Jaime Gili – organizes and codifies anonymous contributions to help to transform them into collective expression. Examples include a typographic font made with letters appropriated from graffiti, and the development of a collective logo for motorcycle taxis – the most common form of transport in the triple frontier zone – based on a summary of their individual decorations. Starting from the activity at the Ponte de Amizade, which divides the cities of Foz do Iguaçu in Brazil and Ciudade de Leste in Paraguay, the artist researched and invented a font called Triple Font, based on lettering on the three sides of the frontier. For another part of the project he has created and produced a series of stickers which are distributed free to the motorcycle-taxis working transporting people and goods in the region. Another stage is the photographic recording of the motorcyclists’ use and adaptation of the material and the font found in the lettering. Uniting the two parts of the project, the artist will show a wall display with the Triple Font he has created and about a hundred photos of the motorcycle taxis at the 6th Mercosul Biennial. Jaime Gili’s font will also be available for use by downloading from the internet.
Minerva Cuevas – work in progress
The Free Zone project is based on criteria of quality and relevance. The curators – Gabriel Pérez-Barreiro, Inés Katzenstein, Moacir dos Anjos and Luis Enrique Perez Oramas – have been invited to present recently produced artworks which they consider the most significant today. The project emphasizes freedom of criteria, as the title itself indicates – a zone without limits of format, geography or culture for the curator.
Curatorial team: Gabriel Pérez-Barreiro, Inés Katzenstein, Luis Enrique Perez Oramas and Moacir dos Anjos
Artists – Curated by Gabriel Pérez-Barreiro: Dario Robleto – USA, Steve Roden – USA, Beth Campbell – USA, Harrell Fletcher – USA, Yoshua Okon – Mexico, Chiho Aoshima – Japan and William Kentridge – South Africa
Artists – Curated by Inés Katzenstein: M7red – A group consisting of Mauricio Corbalan and Pio Torroja – Argentina and Leopoldo Estol – Argentina, Estol is also in the Conversations /Core 3 show and at 25 is the youngest artist in this Biennial.
Artists – Curated by Luis Enrique Perez Oramas: Alejandro Otero (1921-1990) – Venezuela, Jose Gabriel Fernandez – Venezuela, Juan Araujo – Venezuela, Bárbaro Rivas (1893-1967) – Venezuela, Muu Blanco – Venezuela and Miguel Amat – Venezuela.

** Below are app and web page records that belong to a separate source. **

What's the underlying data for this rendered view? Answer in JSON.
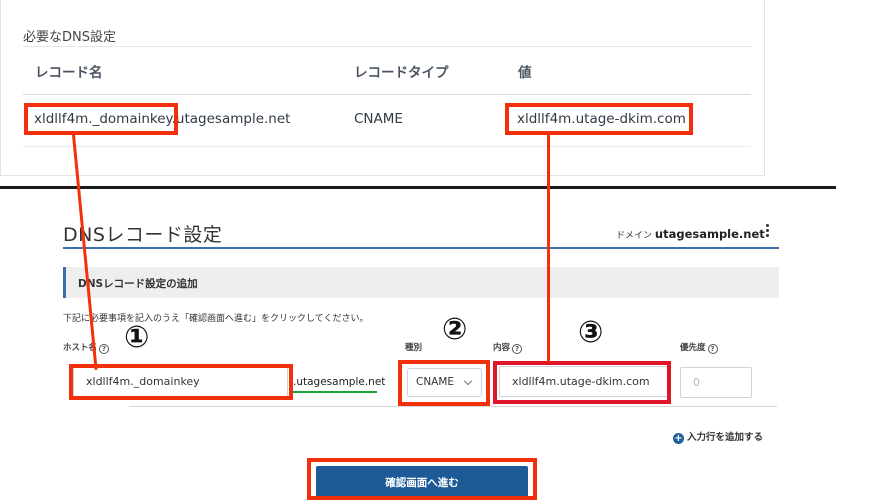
{
  "required_dns": {
    "title": "必要なDNS設定",
    "headers": [
      "レコード名",
      "レコードタイプ",
      "値"
    ],
    "row": {
      "record_name_highlight": "xldllf4m._domainkey",
      "record_name_suffix": ".utagesample.net",
      "record_type": "CNAME",
      "value": "xldllf4m.utage-dkim.com"
    }
  },
  "dns_settings": {
    "page_title": "DNSレコード設定",
    "domain_prefix": "ドメイン",
    "domain": "utagesample.net",
    "section_title": "DNSレコード設定の追加",
    "instruction": "下記に必要事項を記入のうえ「確認画面へ進む」をクリックしてください。",
    "labels": {
      "host": "ホスト名",
      "type": "種別",
      "content": "内容",
      "priority": "優先度"
    },
    "host_value": "xldllf4m._domainkey",
    "host_suffix": ".utagesample.net",
    "type_selected": "CNAME",
    "content_value": "xldllf4m.utage-dkim.com",
    "priority_placeholder": "0",
    "add_row_label": "入力行を追加する",
    "confirm_label": "確認画面へ進む"
  },
  "annotations": {
    "badge_1": "①",
    "badge_2": "②",
    "badge_3": "③",
    "highlight_color": "#f2300c"
  },
  "colors": {
    "accent": "#1e5a96",
    "rule": "#3a6fa8",
    "underline_green": "#1aa33a"
  }
}
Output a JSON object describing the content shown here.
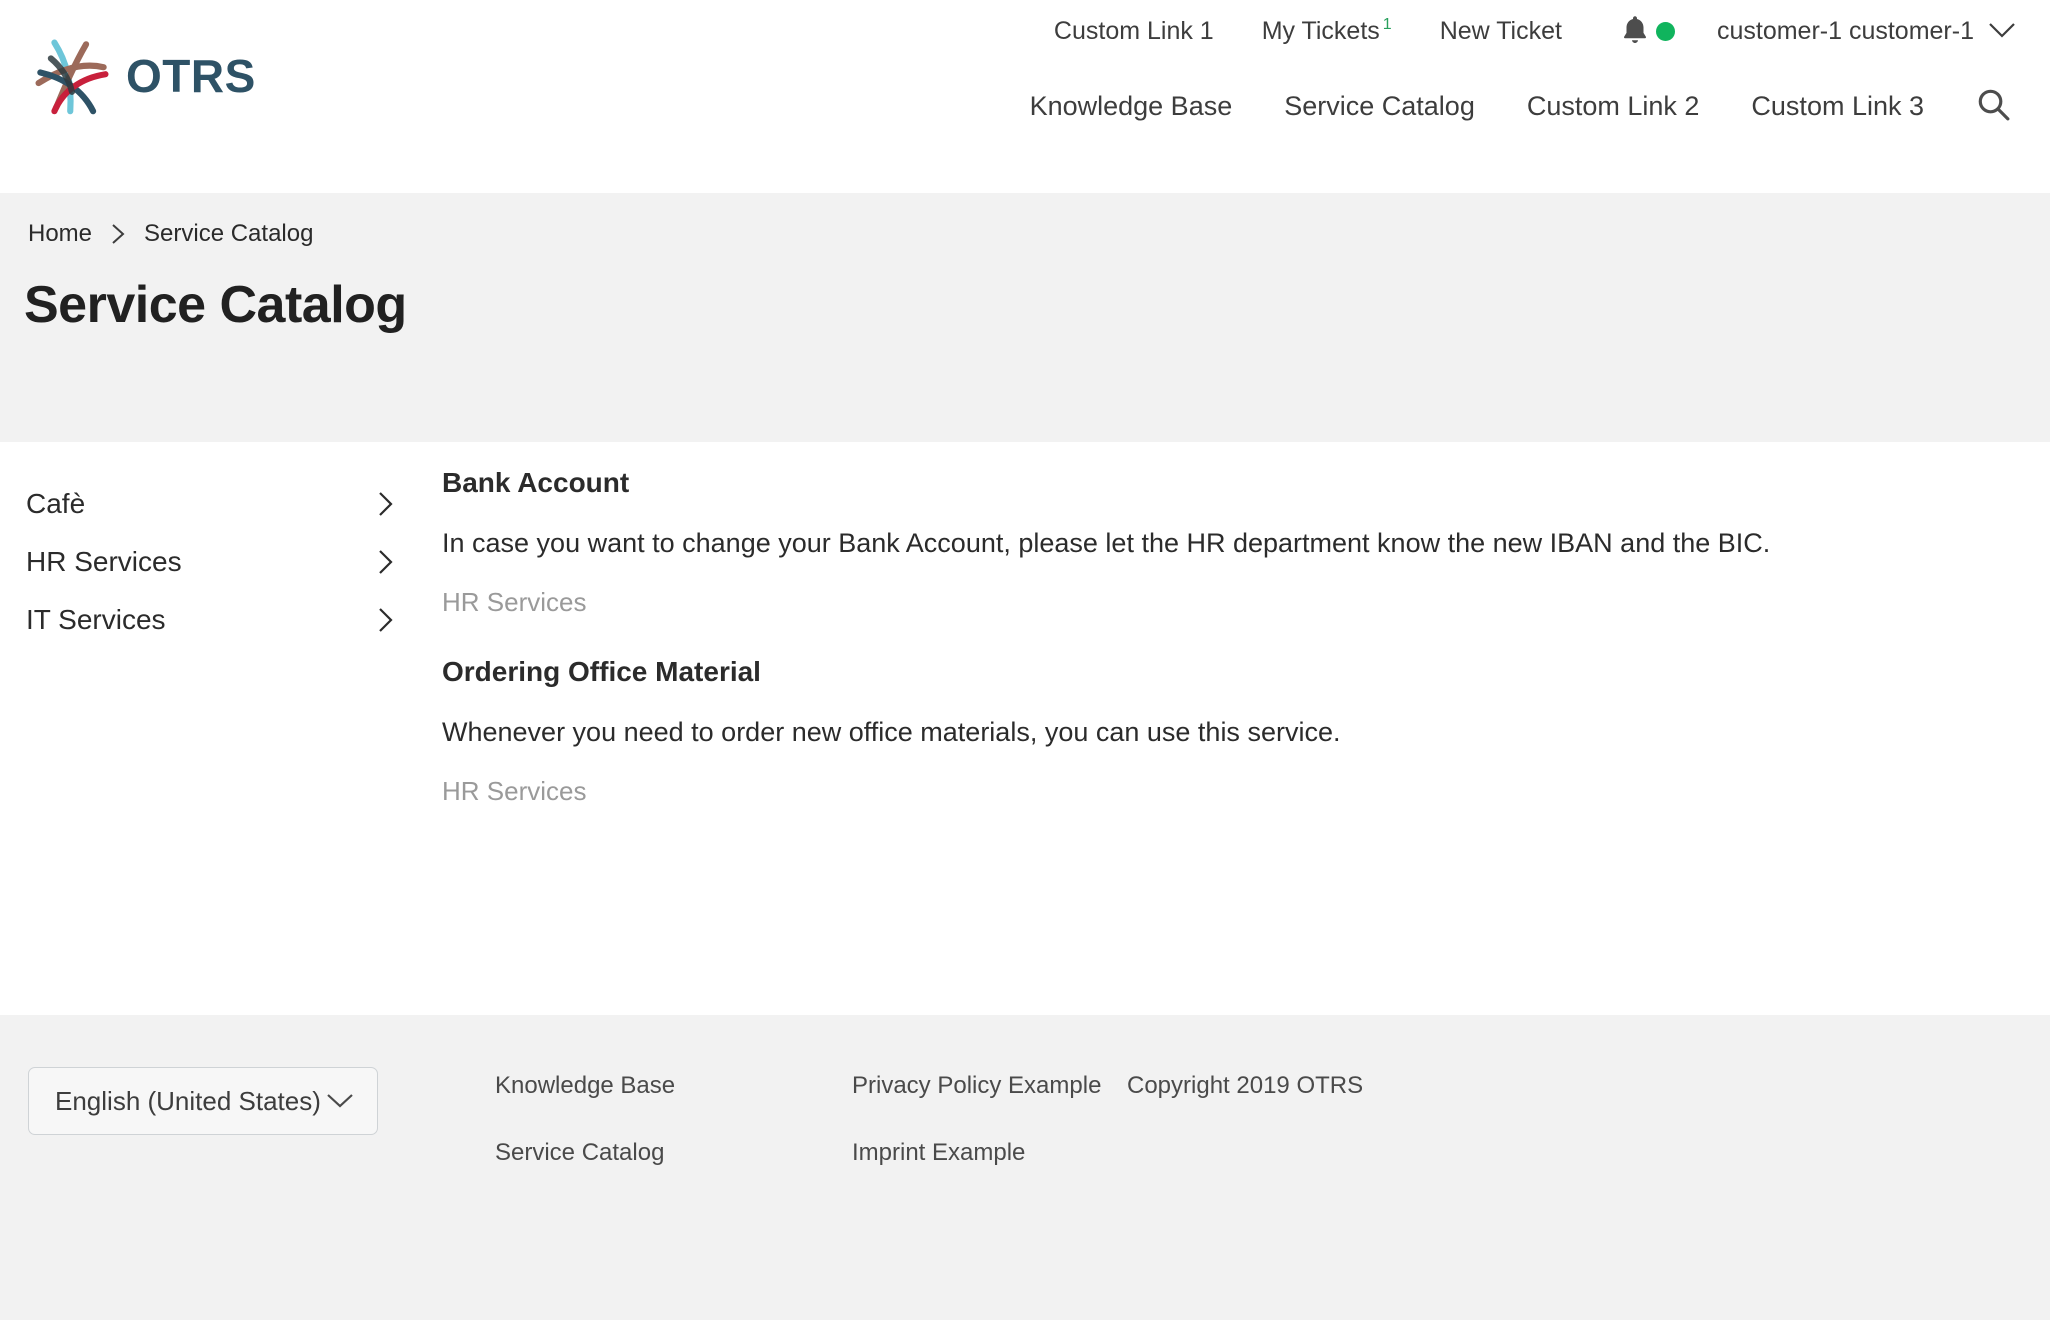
{
  "brand": {
    "logo_text": "OTRS",
    "logo_icon": "otrs-crossing-strokes-logo",
    "colors": {
      "logo_text": "#2e5266",
      "logo_teal": "#6ec6d9",
      "logo_darkblue": "#2e5266",
      "logo_brown": "#9c6a5a",
      "logo_red": "#c8203c",
      "accent_green": "#10b45d",
      "band_gray": "#f2f2f2"
    }
  },
  "topbar": {
    "links": [
      {
        "label": "Custom Link 1",
        "name": "custom-link-1"
      },
      {
        "label": "My Tickets",
        "name": "my-tickets",
        "badge": "1"
      },
      {
        "label": "New Ticket",
        "name": "new-ticket"
      }
    ],
    "notification_icon": "bell-icon",
    "status_dot": "online-status-dot",
    "user": "customer-1 customer-1",
    "user_chevron": "chevron-down-icon"
  },
  "mainnav": {
    "links": [
      {
        "label": "Knowledge Base",
        "name": "knowledge-base"
      },
      {
        "label": "Service Catalog",
        "name": "service-catalog"
      },
      {
        "label": "Custom Link 2",
        "name": "custom-link-2"
      },
      {
        "label": "Custom Link 3",
        "name": "custom-link-3"
      }
    ],
    "search_icon": "search-icon"
  },
  "breadcrumb": {
    "home": "Home",
    "separator_icon": "chevron-right-icon",
    "current": "Service Catalog"
  },
  "page": {
    "title": "Service Catalog"
  },
  "sidebar": {
    "items": [
      {
        "label": "Cafè",
        "name": "sidebar-item-cafe",
        "chevron": "chevron-right-icon"
      },
      {
        "label": "HR Services",
        "name": "sidebar-item-hr-services",
        "chevron": "chevron-right-icon"
      },
      {
        "label": "IT Services",
        "name": "sidebar-item-it-services",
        "chevron": "chevron-right-icon"
      }
    ]
  },
  "services": [
    {
      "title": "Bank Account",
      "description": "In case you want to change your Bank Account, please let the HR department know the new IBAN and the BIC.",
      "category": "HR Services"
    },
    {
      "title": "Ordering Office Material",
      "description": "Whenever you need to order new office materials, you can use this service.",
      "category": "HR Services"
    }
  ],
  "footer": {
    "language": {
      "value": "English (United States)",
      "chevron": "chevron-down-icon"
    },
    "column1": [
      {
        "label": "Knowledge Base",
        "name": "footer-knowledge-base"
      },
      {
        "label": "Service Catalog",
        "name": "footer-service-catalog"
      }
    ],
    "column2": [
      {
        "label": "Privacy Policy Example",
        "name": "footer-privacy-policy"
      },
      {
        "label": "Imprint Example",
        "name": "footer-imprint"
      }
    ],
    "copyright": "Copyright 2019 OTRS"
  }
}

Artists – Curated by Moacir dos Anjos: Rivane Neuenschwander – Brazil, Nelson Leirner – Brazil, João Maria Gusmão and Pedro Paiva – Portugal, Steve McQueen – England, Cildo Meireles – Brazil and Francis Alÿs – Belgium/Cuauhtemoc Medina – Mexico/Rafael Ortega – Mexico (joint work)